On the 21st of September in an official speech, Michel Barnier said:
"6 months have gone by since Theresa May's letter on 29 March 2017. 6 months will be necessary to allow for ratification before 29 March 2019. There is therefore only one year left: To swiftly reach an agreement on the United Kingdom's orderly withdrawal and to provide certainty where Brexit has created uncertainty: for citizens, for beneficiaries of EU programmes, for the new borders, particularly in Ireland. To subsequently define the length and precise conditions of a short transition period, if the British government requests one. To begin scoping our future relationship, in parallel to the finalisation of the withdrawal agreement. We will obviously continue to trade with the United Kingdom. The future trade deal with the United Kingdom will be particular, as it will be less about building convergence, and more about controlling future divergence. This is key to establishing fair competition. Naturally, if the United Kingdom wanted to go further than the type of free trade agreement we have just signed with Canada, there are other models on the table. For example, Norway and Iceland have chosen to be in the Single Market, to accept the rules, and to contribute financially to cohesion policy. But one thing is sure: it is not – and will not – be possible for a third country to have the same benefits as the Norwegian model but the limited obligations of the Canadian model. And naturally, any agreement must respect the regulatory autonomy of the EU, as well as the integrity of its legal order. Ladies and gentlemen, this new relationship will go well beyond a trade relationship and will also involve an external, security and defence dimension."

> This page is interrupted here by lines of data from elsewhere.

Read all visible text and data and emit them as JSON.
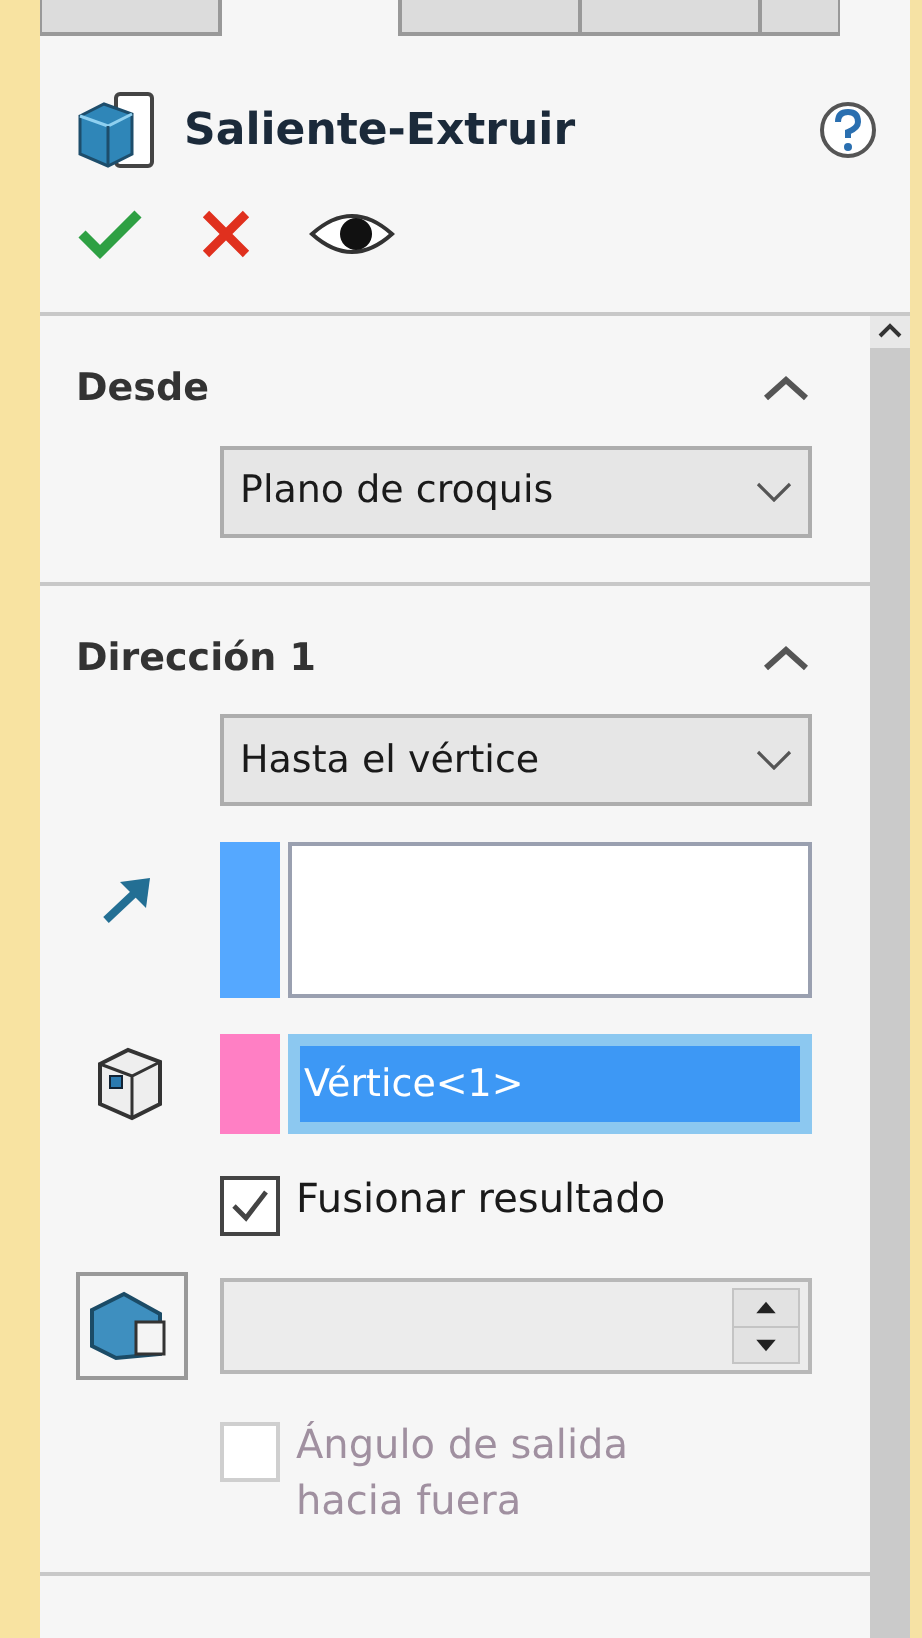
{
  "tabs": [
    {
      "selected": false
    },
    {
      "selected": true
    },
    {
      "selected": false
    },
    {
      "selected": false
    },
    {
      "selected": false
    }
  ],
  "title": "Saliente-Extruir",
  "sections": [
    {
      "kind": "from",
      "title": "Desde",
      "expanded": true,
      "dropdown": "Plano de croquis"
    },
    {
      "kind": "direction",
      "title": "Dirección 1",
      "expanded": true,
      "dropdown": "Hasta el vértice",
      "direction_field": {
        "color": "#55a8ff"
      },
      "vertex_field": {
        "color": "#ff7fc4",
        "value": "Vértice<1>",
        "selected": true
      },
      "merge": {
        "label": "Fusionar resultado",
        "checked": true,
        "disabled": false
      },
      "draft_field": {
        "disabled": true
      },
      "draft_outward": {
        "label": "Ángulo de salida hacia fuera",
        "checked": false,
        "disabled": true
      }
    }
  ]
}
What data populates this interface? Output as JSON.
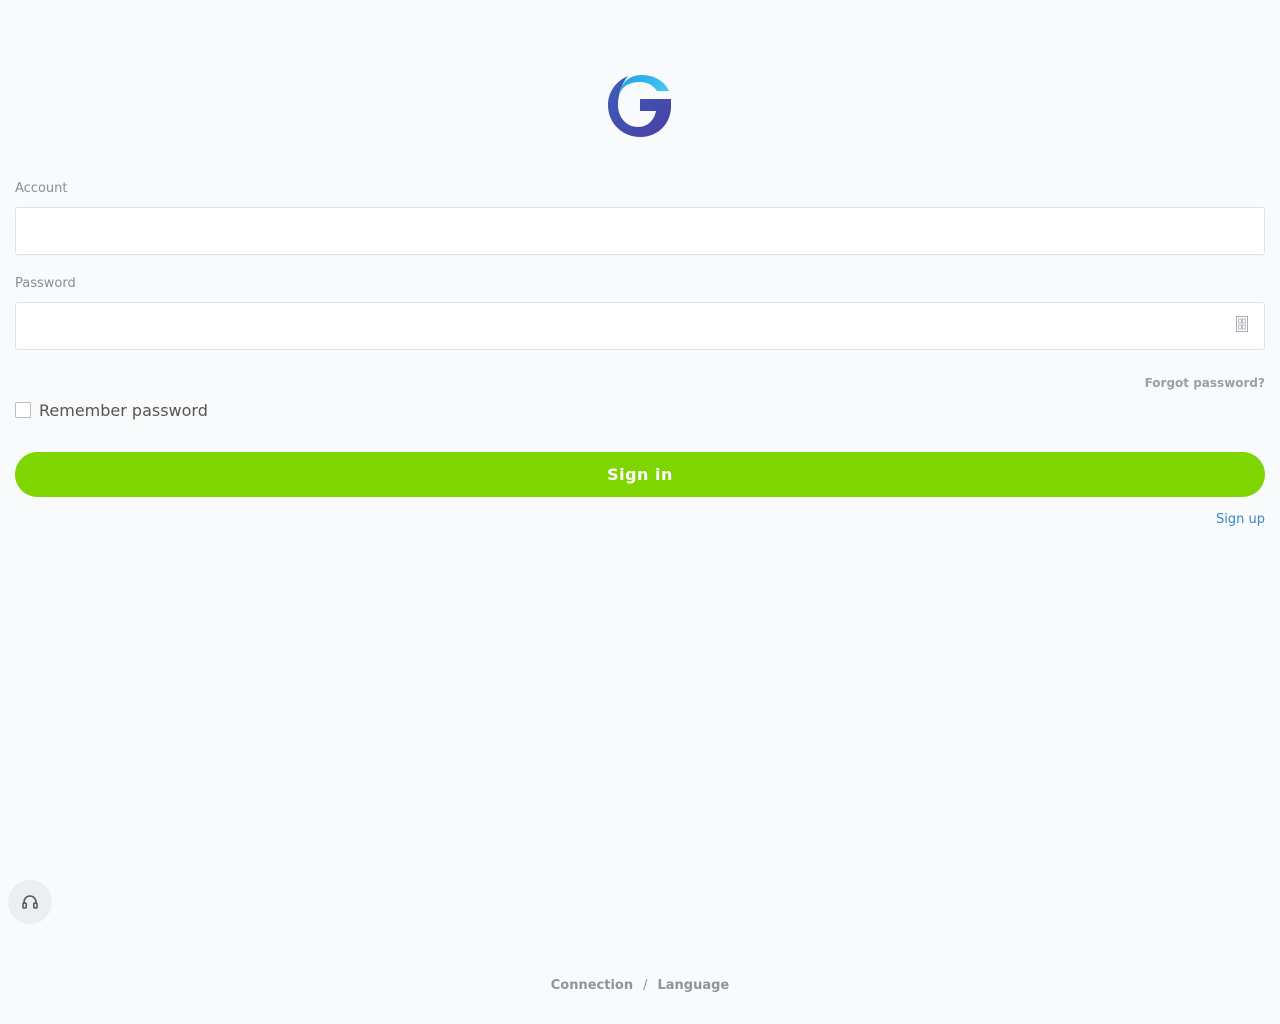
{
  "form": {
    "account_label": "Account",
    "account_value": "",
    "password_label": "Password",
    "password_value": "",
    "forgot_password": "Forgot password?",
    "remember_password": "Remember password",
    "sign_in": "Sign in",
    "sign_up": "Sign up"
  },
  "footer": {
    "connection": "Connection",
    "separator": "/",
    "language": "Language"
  },
  "icons": {
    "logo": "g-logo-icon",
    "password_toggle": "password-visibility-icon",
    "support": "headset-icon"
  },
  "colors": {
    "primary_button": "#7ed500",
    "link": "#3a86c8",
    "logo_blue": "#2fb0ea",
    "logo_indigo": "#3d4fb3"
  }
}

Reports on Politico had him saying:
“We are not going to mix up models...but each model is available.”
Why is the British media is going wild about these articles in Prospect magazine, when they are merely going over what he had already stated publicly?
The second flaw in these Prospect articles is in their description of the Norway model:
“Norway represents soft Brexit: it lives by nearly all EU rules, including on immigration, even though it doesn’t have a hand in writing them. As a result, it can trade in the single market as if it were an EU member.”
The EFTA/EEA states such as Norway are not in the European Union, so by definition they don’t follow “nearly all EU rules” in fact, if we want to be pedantic, they don’t follow any EU rules but they do mirror those EU rules which have bearing on the Single Market.
Neither are they subject to the EU’s Treaty that calls for “an ever closer union among the peoples of Europe”. Instead, they are subject to the rules of the EEA (European Economic Area) agreement.
To quote the EFTA website:
“The EEA Agreement does not cover the following EU policies: Common Agriculture and Fisheries Policies; Customs Union; Common Trade Policy; Common Foreign and Security Policy; Justice and Home Affairs; or Monetary Union (EMU).”
If the UK had a relationship with the EU like Norway then, we would be exempt from many EU policy areas. We would no longer be constrained by Article 34 of the EU treaties, which transfers huge powers from the UK to the EU.
Does that sound like living by “nearly all” EU rules?
In addition, if the UK had a Norway-style relationship with the EU, we would be able to make our own trade deals, regain our WTO seat, run our own foreign policy (limited of course by our rights and obligations under NATO) and would no longer be subject to EU rules on fisheries. We would also technically have input into EU rules.
In summary then, Prospect magazine have made two gaffes – one is reporting things that are already in the public domain as news. The second is claiming that Norway “lives by nearly all EU rules…even though it doesn’t have a hand in writing them” when both points are incorrect.